Why the US climate deal is a boon for Denmark, a plan to help first-time home buyers, and a prince and princess at your child's high school are among the top news stories in Denmark on Monday.

Today in Denmark: A roundup of the news on Monday

Liberal party to propose tax deductions for first-time home buyers 

While the government remains skeptical, the Liberal Party (Venstre) will Monday present its plan to make home ownership more accessible in Denmark. 

Under the proposal, first-time home buyers could receive a 20 percent tax reduction on up to 50,000 kroner per year for five years, according to newspaper Berlingske. In five years, a couple could together save 500,000 kroner and get a tax benefit of 100,000 kroner. 

How the Liberal Party would fund the tax benefit, which is estimated to cost 1 billion kroner a year, remains unclear.

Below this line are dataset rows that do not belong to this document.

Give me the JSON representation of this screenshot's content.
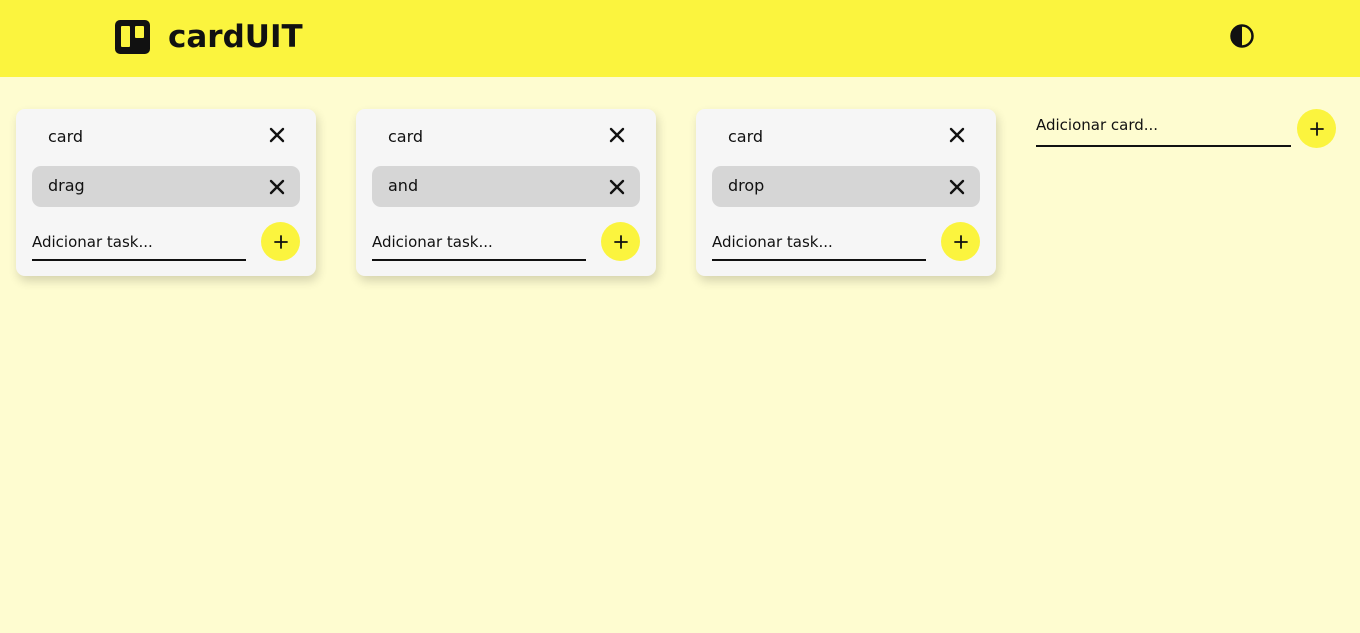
{
  "app": {
    "title": "cardUIT",
    "logo_icon": "trello-board-icon",
    "theme_icon": "contrast-half-circle-icon"
  },
  "colors": {
    "accent": "#fbf43e",
    "background": "#fefcd0",
    "card": "#f6f6f6",
    "task": "#d6d6d6",
    "text": "#111111"
  },
  "cards": [
    {
      "title": "card",
      "tasks": [
        {
          "label": "drag"
        }
      ],
      "add_task_placeholder": "Adicionar task...",
      "add_icon": "plus-icon",
      "close_icon": "close-icon"
    },
    {
      "title": "card",
      "tasks": [
        {
          "label": "and"
        }
      ],
      "add_task_placeholder": "Adicionar task...",
      "add_icon": "plus-icon",
      "close_icon": "close-icon"
    },
    {
      "title": "card",
      "tasks": [
        {
          "label": "drop"
        }
      ],
      "add_task_placeholder": "Adicionar task...",
      "add_icon": "plus-icon",
      "close_icon": "close-icon"
    }
  ],
  "new_card": {
    "placeholder": "Adicionar card...",
    "add_icon": "plus-icon"
  }
}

While they count with the support of the Conservatives and the Danish People’s Party, the government opposes the plan.

READ MORE: Danish apartment sales cool to eight-year low  

Green energy sector in Denmark to see boost from US climate plan 

The United States Senate passed a $370 billion package — that’s 2.7 trillion kroner — earmarked for reducing the emission of greenhouse gases by 2030. A considerable chunk of that money could end up in Denmark, according to green energy experts, and particularly in the pockets of Danish wind energy companies. 

The USA also has its own companies that will bid,” says Kristian Jensen of business organisation Green Power Denmark. “But we can see that the Danish wind turbine manufacturers are unique in terms of having high quality and long durability of the turbines.” 

READ MORE: Danish offshore wind could help Europe ditch fossil fuels 

Danish royal students go mainstream 

After a TV2 documentary revealed a culture of bullying at elite boarding school Herlufsholm, the royal family pulled Prince Christian, 16, and Princess Isabella, 15, from their enrollments. 

At the start of the new term today, Isabella begins at Ingrid Jespersens Gymnasium in Østerbro and Christian will attend Ordrup Gymnasium in Charlottenlund, about 20 minutes’ drive north of Copenhagen. 

“What characterizes the chosen schools is that they are quite normal,” says Thomas Larsen, political editor at Radio4 and author of books on the Danish royals. “It is not a boarding school that is largely reserved for the children of the elite. And therefore I believe that the choices they have made now will be well received by the Danes.”